When Jessica first realises that Kilgrave is back, her first instinct is to get out of the city as quickly as possible -- and who can blame her? This man terrifies her, not just because of what he can do to her, but what he can make her to do to herself and others. We may never see Kilgrave in person, he only appears in Jessica's PTSD flashbacks, which alone are frankly disturbing (I literally shuddered when he licked her face), but we get a clear picture of just how dangerous and how cruel he can be. He took Hope, subjected her to a twisted recreation of his equally twisted time with Jessica, and then made her kill her own parents, orphaning herself and her younger brother. He destroyed an entire family simply as a way of saying "Hello" to Jessica.
Jessica Jones isn't a story of saving the world, a city or even a few blocks, it is about surviving the true horrors this world can throw at you. Kilgrave is the most terrifying villain Marvel has produced so far simply because he is the one who feels the most real. He is the abusive ex who won't stop stalking you. He's the rapist who gets away with it because "Sorry, but it's your word against his". We live in a world filled with Kilgraves and they don't need superpowers to destroy people's lives.
|It's safe to say I'll never be able to look at the Tenth Doctor in the same way again.|
--Jessica Jones was created by writer Brian Michael Bendis and artist Michael Gaydos and first appeared in Alias (not related in any way to the Jennifer Garner spy series), one of the titles of Marvel's now defunct MAX imprint, which produced comics with adult only content.
--Melissa Rosenberg has been developing a series about Jessica Jones since 2010. At first it was going to air on ABC under the title AKA Jessica Jones, before the network decided to pass on the series. This was definitely for the best. The last thing I wanted to see was a watered down network TV version of Jessica Jones. She wouldn't be allowed to swear, for a start.
--Bendis' earliest ideas for the series had it centred on Jessica Drew, best known as Spider-Woman. Eventually, he decided it would be better to have an original character free of established continuity -- but she'd still be called Jessica.
--I have never related to a fictional character more than when Jessica woke up to find her phone dead because she forgot to plug the charger into the actual socket.

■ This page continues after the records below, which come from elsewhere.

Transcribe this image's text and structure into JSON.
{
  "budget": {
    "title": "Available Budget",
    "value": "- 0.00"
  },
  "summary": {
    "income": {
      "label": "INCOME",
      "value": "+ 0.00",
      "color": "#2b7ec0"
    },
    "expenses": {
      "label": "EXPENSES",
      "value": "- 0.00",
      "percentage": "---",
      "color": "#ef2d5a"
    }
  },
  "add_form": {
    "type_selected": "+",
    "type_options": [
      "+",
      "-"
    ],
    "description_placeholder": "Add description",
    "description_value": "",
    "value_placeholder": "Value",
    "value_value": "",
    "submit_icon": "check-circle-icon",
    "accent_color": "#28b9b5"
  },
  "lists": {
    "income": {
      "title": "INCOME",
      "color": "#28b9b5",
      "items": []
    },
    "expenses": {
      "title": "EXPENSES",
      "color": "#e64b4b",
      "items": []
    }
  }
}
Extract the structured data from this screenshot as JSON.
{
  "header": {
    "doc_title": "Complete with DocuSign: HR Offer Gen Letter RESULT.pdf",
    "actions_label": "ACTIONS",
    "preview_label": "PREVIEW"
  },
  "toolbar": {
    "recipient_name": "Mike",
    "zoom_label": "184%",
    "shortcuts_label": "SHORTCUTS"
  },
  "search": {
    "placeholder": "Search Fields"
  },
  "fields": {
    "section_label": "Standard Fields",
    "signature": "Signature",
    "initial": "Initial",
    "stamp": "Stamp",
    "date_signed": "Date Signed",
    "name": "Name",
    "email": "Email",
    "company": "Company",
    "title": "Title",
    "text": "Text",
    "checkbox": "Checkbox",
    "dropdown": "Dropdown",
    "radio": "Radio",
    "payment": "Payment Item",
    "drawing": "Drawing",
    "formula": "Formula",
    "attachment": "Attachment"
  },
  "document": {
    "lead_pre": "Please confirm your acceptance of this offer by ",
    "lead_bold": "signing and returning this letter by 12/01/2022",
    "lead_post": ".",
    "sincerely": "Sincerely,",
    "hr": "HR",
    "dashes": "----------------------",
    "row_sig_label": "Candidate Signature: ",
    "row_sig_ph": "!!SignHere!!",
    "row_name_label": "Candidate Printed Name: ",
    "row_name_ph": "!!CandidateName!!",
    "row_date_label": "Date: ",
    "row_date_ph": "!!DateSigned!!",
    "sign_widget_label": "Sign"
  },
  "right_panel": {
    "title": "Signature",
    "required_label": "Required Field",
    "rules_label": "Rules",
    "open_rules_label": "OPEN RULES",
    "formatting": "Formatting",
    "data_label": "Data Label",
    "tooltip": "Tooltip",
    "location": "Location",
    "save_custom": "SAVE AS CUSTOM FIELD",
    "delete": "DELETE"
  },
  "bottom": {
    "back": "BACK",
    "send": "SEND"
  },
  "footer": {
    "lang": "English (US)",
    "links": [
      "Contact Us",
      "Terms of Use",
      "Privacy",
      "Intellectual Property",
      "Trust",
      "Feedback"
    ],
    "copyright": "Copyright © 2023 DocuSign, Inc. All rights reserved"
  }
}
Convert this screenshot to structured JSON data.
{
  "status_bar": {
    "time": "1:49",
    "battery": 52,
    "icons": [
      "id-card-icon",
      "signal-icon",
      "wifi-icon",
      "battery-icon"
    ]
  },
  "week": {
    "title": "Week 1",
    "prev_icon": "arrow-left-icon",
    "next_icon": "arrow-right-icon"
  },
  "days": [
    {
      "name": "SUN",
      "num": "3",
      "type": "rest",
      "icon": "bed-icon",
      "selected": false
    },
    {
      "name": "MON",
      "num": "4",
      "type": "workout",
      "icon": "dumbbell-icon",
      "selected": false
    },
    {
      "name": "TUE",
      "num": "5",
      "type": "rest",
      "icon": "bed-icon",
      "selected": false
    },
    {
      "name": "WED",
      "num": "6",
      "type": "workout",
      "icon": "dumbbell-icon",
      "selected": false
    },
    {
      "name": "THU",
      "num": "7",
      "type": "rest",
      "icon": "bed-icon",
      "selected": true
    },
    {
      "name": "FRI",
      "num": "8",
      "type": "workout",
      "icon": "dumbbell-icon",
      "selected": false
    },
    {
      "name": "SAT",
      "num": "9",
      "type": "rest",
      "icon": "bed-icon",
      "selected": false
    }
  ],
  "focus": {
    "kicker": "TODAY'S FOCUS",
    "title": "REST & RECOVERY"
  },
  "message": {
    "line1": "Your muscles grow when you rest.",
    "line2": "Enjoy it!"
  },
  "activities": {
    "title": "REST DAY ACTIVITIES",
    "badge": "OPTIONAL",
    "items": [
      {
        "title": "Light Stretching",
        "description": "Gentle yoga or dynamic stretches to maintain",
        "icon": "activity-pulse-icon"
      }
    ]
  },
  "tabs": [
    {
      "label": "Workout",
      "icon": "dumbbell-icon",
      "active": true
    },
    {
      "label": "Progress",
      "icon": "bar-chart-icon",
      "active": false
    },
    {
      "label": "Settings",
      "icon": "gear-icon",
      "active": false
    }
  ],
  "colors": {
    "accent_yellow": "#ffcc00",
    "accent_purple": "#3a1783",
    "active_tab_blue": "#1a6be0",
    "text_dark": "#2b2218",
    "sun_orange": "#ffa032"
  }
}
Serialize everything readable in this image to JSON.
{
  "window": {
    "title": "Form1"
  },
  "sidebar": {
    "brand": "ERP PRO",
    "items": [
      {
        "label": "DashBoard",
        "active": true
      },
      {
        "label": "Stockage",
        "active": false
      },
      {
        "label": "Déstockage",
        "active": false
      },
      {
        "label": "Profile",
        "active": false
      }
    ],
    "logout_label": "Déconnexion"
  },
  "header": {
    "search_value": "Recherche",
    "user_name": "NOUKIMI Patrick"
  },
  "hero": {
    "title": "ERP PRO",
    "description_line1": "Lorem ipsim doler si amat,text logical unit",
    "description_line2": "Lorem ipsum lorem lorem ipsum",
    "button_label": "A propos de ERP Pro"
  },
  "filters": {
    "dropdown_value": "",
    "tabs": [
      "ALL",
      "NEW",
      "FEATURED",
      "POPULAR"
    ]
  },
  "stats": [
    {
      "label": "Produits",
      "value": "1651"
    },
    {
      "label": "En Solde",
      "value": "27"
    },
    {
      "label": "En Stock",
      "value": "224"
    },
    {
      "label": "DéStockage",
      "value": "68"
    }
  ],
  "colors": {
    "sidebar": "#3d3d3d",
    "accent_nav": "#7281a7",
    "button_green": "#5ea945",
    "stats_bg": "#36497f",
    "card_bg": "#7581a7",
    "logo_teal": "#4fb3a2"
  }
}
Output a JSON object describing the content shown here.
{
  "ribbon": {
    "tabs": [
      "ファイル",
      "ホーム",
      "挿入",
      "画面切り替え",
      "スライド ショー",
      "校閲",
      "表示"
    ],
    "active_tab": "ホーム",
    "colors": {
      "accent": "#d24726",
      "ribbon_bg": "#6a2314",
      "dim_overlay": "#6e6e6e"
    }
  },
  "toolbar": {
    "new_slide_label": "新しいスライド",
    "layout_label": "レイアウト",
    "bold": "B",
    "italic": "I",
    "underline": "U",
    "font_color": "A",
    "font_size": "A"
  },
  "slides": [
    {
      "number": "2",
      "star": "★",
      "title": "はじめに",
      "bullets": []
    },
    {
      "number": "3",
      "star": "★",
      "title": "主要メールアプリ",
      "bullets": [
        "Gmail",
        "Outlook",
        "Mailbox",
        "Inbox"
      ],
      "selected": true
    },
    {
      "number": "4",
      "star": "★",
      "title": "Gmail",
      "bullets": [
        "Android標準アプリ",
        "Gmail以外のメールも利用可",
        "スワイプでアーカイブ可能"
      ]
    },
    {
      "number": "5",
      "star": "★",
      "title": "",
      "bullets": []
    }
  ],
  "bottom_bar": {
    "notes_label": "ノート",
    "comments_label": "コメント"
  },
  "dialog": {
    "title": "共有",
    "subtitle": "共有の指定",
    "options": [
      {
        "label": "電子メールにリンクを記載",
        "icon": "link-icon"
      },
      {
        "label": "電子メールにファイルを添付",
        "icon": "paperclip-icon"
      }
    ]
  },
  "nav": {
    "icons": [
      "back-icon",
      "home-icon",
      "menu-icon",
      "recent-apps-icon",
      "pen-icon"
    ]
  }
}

--Many scenes are lifted frame for frame from the comics such as Jessica throwing the client through her door window and her infamous sex scene with Luke (which was just as uncomfortable on screen as it was on the page.)
--If you're wondering why the jazzy score reminds you of Homeland, that's because both shows share the same composer, Sean Callery.
--In the comics, Jessica's best friend was Carol Danvers, the current Captain Marvel. Since that character is being saved for her own movie she has been replaced by Rachael Taylor's Trish "Patsy" Walker.
--The Saul Bass-like title sequence was designed by David Mack who also designed the covers for the comics.
Jessica: "I was never the hero you wanted me to be."
Trish: "You need to go back to that therapist."
Jessica: "That quack that had me reciting street names from back home? Two hundred bucks for Birch Street, Cobalt Lane, Bullshit Drive!"
Jessica: "In my line of work, you gotta know when to walk away. But some cases just won’t let you go."
Jessica: "You turn that thing on, I'll pull your underwear through your eye."
An excellent start to what I hope will be a brilliant series. Four out of four broken doors.
Mark Greig is the Walrus, goo goo g' joob. More Mark Greig.